- Liu X, Luo M, Zhang L, Ding W, Yan Z, Engelhardt JF. Bioelectric properties of chloride secretion by polarized airway epithelia from human, pig, ferret and mouse. Am J Respir Cell Mol Biol. (2007) Mar; 36(3):313-23.
- Yan Z, Lei-Butters DC, Liu X, Zhang Y, Zhang L, Luo M, Zak R, Engelhardt JF. Unique biologic properties of recombinant AAV1 transduction in polarized human airway epithelia. J Biol Chem. (2006) Oct; 281:29684-92.
- Ding W*, Zhang LN*, Yeaman C, Engelhardt JF. rAAV2 traffics through both the late and the recycling endosomes in a dose-dependent fashion. Mol Ther. (2006) Apr; 13:671-82. (*Equal contribution authors)
- Li Q, Harraz MM, Zhou W, Zhang LN, Ding W, Zhang Y, Eggleston T, Yeaman C, Banfi B, Engelhardt JF. Nox2 and Rac1 regulate H2O2-dependent recruitment of TRAF6 to endosomal interleukin-1 receptor complexes.
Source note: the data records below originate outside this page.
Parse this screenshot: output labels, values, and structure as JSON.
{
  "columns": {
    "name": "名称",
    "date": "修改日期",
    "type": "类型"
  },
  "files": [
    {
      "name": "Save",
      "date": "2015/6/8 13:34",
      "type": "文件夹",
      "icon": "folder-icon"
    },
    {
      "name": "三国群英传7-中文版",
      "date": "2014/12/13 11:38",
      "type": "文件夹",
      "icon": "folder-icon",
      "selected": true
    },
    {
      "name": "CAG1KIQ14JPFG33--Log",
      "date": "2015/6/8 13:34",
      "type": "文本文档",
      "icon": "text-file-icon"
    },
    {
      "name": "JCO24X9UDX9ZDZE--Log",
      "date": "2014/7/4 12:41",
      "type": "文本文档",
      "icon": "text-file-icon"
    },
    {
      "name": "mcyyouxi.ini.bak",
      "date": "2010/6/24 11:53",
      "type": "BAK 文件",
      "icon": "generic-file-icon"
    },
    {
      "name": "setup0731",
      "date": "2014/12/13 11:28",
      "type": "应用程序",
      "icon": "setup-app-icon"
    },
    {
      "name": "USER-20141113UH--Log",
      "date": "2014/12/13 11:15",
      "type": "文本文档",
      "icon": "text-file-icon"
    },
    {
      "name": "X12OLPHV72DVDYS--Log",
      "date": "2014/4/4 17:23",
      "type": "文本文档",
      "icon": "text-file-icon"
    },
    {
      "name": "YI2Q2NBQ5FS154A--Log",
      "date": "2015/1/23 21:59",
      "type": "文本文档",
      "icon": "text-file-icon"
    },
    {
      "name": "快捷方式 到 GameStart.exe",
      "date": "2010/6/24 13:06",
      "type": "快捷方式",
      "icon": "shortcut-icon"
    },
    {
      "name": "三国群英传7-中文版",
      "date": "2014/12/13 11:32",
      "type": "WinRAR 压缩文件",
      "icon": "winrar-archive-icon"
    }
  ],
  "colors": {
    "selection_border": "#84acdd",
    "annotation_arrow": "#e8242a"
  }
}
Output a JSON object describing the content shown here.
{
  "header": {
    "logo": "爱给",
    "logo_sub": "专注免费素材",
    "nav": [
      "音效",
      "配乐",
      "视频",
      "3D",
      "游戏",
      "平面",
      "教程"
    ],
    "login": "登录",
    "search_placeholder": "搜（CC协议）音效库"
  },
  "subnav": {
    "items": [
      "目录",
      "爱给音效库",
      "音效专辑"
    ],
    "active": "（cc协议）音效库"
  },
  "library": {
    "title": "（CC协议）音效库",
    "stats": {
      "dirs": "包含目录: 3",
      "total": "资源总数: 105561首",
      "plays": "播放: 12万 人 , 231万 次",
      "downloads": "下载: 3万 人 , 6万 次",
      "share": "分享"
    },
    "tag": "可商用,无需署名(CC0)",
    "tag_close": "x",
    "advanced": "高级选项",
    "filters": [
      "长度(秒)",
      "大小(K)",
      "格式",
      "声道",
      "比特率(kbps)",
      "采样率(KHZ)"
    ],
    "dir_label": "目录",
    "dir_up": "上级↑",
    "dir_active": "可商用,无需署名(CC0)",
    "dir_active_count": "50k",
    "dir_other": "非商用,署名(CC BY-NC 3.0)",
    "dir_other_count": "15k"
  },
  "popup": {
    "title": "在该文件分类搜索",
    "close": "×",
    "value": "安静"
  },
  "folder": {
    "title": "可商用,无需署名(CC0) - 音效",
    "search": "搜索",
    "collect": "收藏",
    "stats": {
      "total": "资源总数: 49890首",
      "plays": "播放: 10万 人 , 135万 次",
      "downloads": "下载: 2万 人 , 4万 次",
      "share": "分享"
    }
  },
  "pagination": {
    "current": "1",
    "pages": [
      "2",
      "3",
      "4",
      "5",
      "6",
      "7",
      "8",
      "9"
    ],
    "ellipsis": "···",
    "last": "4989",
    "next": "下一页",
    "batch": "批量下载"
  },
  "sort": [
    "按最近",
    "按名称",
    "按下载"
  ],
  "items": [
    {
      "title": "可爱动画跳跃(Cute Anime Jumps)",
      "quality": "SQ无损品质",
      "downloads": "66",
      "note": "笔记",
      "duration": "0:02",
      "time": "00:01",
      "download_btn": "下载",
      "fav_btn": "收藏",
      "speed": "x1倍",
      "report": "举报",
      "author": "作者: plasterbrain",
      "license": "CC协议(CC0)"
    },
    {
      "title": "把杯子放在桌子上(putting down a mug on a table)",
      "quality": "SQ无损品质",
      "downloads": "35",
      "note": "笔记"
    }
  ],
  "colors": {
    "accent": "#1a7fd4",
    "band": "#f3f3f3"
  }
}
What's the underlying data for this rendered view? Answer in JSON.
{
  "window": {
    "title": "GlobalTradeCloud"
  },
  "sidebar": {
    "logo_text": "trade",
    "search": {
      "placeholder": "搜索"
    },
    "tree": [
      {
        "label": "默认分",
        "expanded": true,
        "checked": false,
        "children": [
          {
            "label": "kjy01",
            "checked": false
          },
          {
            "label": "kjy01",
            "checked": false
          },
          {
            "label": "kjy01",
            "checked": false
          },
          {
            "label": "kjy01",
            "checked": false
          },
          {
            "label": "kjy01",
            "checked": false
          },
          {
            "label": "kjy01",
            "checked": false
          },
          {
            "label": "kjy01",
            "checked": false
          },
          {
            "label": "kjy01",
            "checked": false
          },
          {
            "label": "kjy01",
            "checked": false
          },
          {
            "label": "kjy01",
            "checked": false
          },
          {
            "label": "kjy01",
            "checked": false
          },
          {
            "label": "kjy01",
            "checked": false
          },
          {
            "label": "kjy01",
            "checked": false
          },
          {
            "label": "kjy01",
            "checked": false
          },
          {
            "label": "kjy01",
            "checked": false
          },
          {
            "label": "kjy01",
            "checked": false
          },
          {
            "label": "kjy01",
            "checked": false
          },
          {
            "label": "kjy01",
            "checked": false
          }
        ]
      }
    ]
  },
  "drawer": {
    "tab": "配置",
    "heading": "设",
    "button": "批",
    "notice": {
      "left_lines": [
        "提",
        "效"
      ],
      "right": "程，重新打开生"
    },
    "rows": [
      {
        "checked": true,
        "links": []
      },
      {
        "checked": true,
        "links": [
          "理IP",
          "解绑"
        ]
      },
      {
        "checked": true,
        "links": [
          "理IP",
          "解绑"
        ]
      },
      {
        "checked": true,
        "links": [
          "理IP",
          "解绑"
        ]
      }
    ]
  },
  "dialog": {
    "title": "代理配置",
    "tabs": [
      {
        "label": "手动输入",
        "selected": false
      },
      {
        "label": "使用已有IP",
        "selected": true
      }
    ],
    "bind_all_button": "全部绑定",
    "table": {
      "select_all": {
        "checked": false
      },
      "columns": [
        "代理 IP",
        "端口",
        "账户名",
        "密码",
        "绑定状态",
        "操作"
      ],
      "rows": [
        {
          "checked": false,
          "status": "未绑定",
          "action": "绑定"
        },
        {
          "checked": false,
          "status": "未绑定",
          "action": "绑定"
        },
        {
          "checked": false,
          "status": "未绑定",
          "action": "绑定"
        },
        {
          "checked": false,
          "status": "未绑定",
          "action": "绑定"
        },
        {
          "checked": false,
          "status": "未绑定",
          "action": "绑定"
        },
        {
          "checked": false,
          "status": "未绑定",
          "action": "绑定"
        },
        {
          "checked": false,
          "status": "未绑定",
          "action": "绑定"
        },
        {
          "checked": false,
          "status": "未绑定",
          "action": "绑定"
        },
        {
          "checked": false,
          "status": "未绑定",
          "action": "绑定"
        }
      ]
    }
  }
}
Mol Cell Biol. (2006) Jan; 26:140-54.
- Liu X, Luo M, Zhang LN, Yan Z, Zak R, Ding W, Mansfield SG, Mitchell LG, Engelhardt JF. Spliceosome-mediated RNA trans-splicing with recombinant adeno-associated virus partially restores cystic fibrosis transmembrane conductance regulator function to polarized human cystic fibrosis airway epithelial cells. (2005) Sep; Hum Gene Ther. 16:1116-23.
- Ding W, Zhang L, Yan Z, Engelhardt JF. Intracellular trafficking of adeno-associated viral vectors. Gene Ther. (2005) Jun; 12:873-80.
- Zhang LN, Karp P, Gerard CJ, Pastor E, Laux D, Munson K, Yan Z, Liu X, Godwin S, Thomas CP, Zabner J, Shi H, Caldwell CW, Peluso R, Carter B, Engelhardt JF. Dual therapeutic utility of proteasome modulating agents for pharmaco-gene therapy of the cystic fibrosis airway. Mol Ther. (2004) Dec; 10:990-1002.
- Qiu X, Zhu X, Zhang L, Mao Y, Zhang J, Hao P, Li G, Lv P, Li Z, Sun X, Wu L, Zheng J, Deng Y, Hou C, Tang P, Zhang S, Zhang Y. Human epithelial cancers secrete immunoglobulin G with unidentified specificity to promote growth and survival of tumor cells. Cancer Res. (2003) Oct; 63:6488-95.